The lawsuits in state district courts could eliminate competition in three House races between Republicans and Democrats, as well as two primaries in Democrat-dominated districts.
Democrats hold a 38-seat majority in the 70-member House, and they aim to control both legislative chambers as well as the governor’s office. Republican Gov. Susana Martinez can’t run for re-election after two consecutive terms.
Elections for the Democrat-controlled Senate take place next in 2020.
The suits describe alleged failures to meet requirements for collecting signatures, and could sideline incumbent Republican Reps. Kelly Fajardo of Belen and Sharon Clahchischilliage of Shiprock, along with Republican challenger Bev Courtney of Las Cruces. Courtney hopes to unseat Rep. Joanne Ferrary in the November general election.
Democratic Rep. Derrick Lente of Sandia Pueblo filed a court challenge of signatures filed by Democratic primary rival Phillip Salazar of Dulce, in a race with no general-election competition from other parties. Democrat Kevin Mitchell of Tohatchi is in another decisive Democratic primary against Rep. Doreen Johnson.

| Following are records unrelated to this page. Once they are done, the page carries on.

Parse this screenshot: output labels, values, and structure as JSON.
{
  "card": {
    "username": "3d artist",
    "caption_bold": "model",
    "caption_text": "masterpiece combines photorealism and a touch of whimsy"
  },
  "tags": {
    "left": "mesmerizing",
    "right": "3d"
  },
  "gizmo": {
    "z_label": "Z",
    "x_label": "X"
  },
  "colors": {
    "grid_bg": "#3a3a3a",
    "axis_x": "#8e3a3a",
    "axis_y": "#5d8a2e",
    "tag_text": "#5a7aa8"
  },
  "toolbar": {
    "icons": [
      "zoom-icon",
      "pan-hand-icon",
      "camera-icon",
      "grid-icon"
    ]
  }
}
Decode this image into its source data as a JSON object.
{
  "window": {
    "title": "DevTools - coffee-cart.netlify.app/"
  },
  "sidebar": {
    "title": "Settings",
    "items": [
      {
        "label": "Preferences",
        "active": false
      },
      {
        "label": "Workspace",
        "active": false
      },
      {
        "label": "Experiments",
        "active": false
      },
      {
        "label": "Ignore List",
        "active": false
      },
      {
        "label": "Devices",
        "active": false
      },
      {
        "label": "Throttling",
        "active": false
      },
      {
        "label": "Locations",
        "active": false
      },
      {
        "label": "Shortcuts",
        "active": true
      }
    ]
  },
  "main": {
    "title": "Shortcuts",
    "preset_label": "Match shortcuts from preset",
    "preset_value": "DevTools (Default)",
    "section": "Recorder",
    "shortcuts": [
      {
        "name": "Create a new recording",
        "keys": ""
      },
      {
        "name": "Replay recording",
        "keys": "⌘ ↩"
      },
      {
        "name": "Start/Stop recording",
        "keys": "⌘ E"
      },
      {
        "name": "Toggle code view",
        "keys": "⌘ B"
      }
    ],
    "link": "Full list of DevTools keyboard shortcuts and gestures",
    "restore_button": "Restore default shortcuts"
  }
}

State Republican Party Chairman Ryan Cangiolosi on Monday said the complaints against Fajardo and Clahchischilliage hinge on minor technicalities and accused Democrats of underhanded legal moves that could effectively disenfranchise voters.
Fajardo’s last name was misspelled with a missing letter at the top of several of her signature petition forms, and a middle initial was added by hand to Clahchischilliage’s name after her signature forms were printed.
“The Democratic Party of New Mexico recognizes it can’t win a fair fight, so it’s resorted to filing frivolous lawsuits to try to win,” said Cangiolosi, linking lawsuits filed by individual registered voters to the Democratic Party.
State Democratic Party spokeswoman Felicia Salazar said in a statement that the party was not behind the challenges against Republican House candidates.
“We believe New Mexicans deserve lawmakers who can file their paperwork correctly,” Salazar said. “Everyone should play by the same rules.”
Cangiolosi acknowledged that the Republican Party routinely vets opposition candidate registration forms to ensure signatures originate from qualified partisan supporters.